What to produce: Collect every line in the records below that contains the word "ArrivalDate".

________________________

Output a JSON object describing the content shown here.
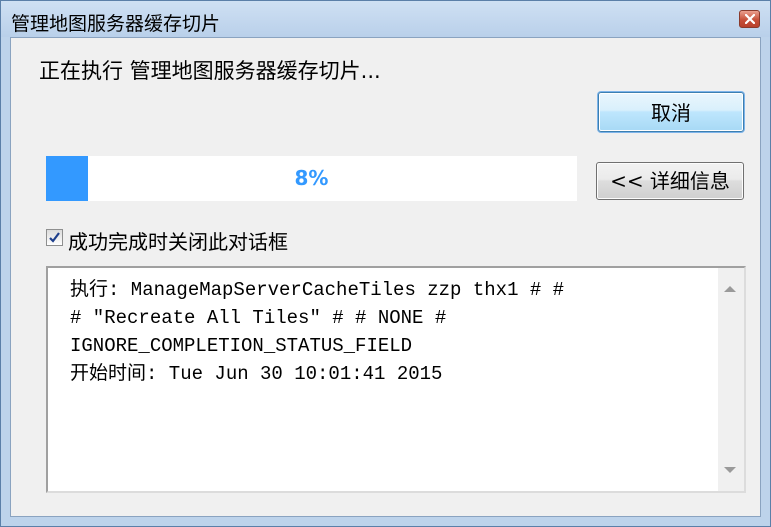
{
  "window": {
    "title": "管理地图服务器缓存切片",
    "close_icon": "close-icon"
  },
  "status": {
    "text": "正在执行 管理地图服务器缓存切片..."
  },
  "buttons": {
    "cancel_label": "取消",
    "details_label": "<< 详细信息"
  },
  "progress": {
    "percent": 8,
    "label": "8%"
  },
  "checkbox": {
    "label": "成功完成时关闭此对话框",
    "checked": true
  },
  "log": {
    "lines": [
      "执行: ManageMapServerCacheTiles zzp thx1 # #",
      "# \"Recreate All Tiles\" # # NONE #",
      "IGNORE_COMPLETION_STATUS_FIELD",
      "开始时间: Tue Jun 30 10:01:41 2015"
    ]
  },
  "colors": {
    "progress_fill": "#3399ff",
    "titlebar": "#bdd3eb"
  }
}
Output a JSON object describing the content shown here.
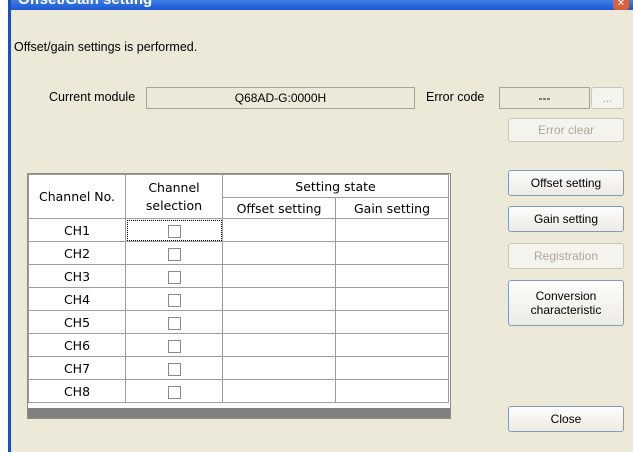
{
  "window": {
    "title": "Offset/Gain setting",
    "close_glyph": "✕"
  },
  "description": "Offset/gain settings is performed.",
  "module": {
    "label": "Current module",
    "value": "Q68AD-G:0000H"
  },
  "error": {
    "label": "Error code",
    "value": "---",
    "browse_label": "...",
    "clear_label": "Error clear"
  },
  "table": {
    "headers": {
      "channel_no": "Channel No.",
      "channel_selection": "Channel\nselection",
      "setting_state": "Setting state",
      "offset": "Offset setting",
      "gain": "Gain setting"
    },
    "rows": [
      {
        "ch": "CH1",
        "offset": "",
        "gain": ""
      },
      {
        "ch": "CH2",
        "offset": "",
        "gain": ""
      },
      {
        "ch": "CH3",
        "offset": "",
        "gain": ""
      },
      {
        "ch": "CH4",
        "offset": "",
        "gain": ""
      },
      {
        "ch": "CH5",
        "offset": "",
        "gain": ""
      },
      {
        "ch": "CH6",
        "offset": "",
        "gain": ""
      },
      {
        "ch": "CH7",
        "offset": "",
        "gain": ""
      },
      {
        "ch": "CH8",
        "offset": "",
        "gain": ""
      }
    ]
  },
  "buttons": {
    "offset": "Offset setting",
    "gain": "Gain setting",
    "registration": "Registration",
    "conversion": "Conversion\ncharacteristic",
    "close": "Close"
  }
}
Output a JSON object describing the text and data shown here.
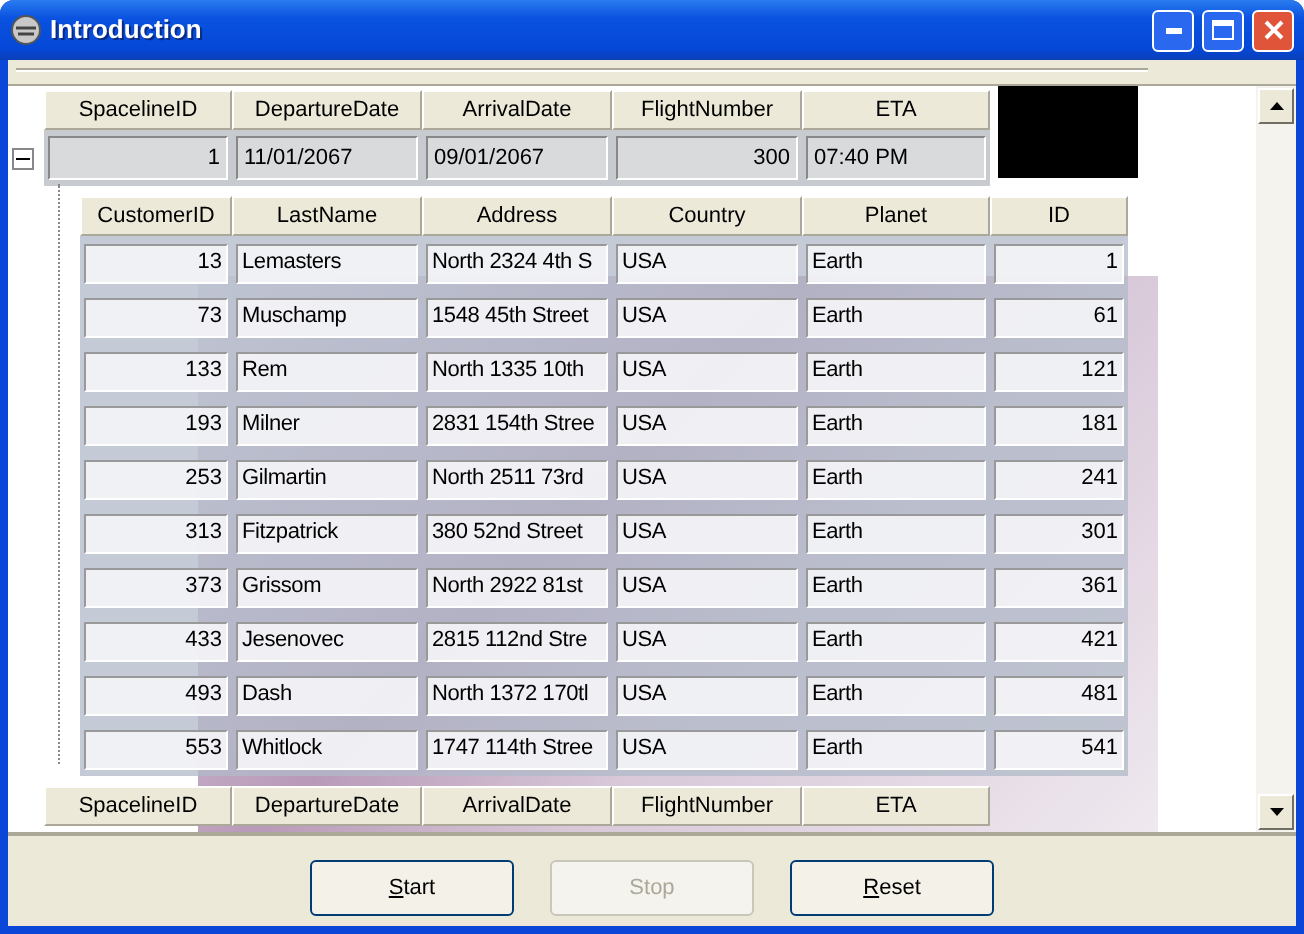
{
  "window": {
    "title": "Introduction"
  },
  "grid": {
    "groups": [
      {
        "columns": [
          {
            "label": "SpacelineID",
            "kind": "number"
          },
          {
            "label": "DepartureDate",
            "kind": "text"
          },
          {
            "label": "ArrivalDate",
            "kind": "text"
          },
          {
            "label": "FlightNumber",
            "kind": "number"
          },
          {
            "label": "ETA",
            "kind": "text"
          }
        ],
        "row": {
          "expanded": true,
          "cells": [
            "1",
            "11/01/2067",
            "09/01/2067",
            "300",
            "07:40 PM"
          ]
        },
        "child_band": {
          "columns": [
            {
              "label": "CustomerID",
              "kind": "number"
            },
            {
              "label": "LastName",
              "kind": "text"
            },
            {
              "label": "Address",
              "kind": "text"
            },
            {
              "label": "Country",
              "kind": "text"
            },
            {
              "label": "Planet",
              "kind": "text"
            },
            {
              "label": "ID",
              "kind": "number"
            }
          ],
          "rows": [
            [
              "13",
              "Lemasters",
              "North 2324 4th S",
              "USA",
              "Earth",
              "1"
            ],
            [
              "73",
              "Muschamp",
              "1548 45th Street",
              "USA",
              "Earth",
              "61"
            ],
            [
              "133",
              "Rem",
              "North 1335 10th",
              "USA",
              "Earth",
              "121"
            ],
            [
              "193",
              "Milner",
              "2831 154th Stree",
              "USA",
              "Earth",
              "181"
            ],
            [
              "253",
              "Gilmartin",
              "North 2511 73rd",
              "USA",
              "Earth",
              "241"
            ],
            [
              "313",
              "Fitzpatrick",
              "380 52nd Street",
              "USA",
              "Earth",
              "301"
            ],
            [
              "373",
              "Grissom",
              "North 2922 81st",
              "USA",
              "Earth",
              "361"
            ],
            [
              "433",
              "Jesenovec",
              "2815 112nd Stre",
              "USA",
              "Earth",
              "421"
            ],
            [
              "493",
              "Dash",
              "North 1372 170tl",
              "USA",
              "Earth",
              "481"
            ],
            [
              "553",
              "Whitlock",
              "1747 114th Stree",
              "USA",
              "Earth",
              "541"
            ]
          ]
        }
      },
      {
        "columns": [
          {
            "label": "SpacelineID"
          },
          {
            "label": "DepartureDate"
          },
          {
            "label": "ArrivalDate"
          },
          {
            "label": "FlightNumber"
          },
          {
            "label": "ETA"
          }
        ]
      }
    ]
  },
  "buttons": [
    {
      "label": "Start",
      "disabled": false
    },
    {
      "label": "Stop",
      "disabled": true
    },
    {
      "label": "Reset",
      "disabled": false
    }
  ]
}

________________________

Answer box:
            "label": "ArrivalDate",
            "label": "ArrivalDate"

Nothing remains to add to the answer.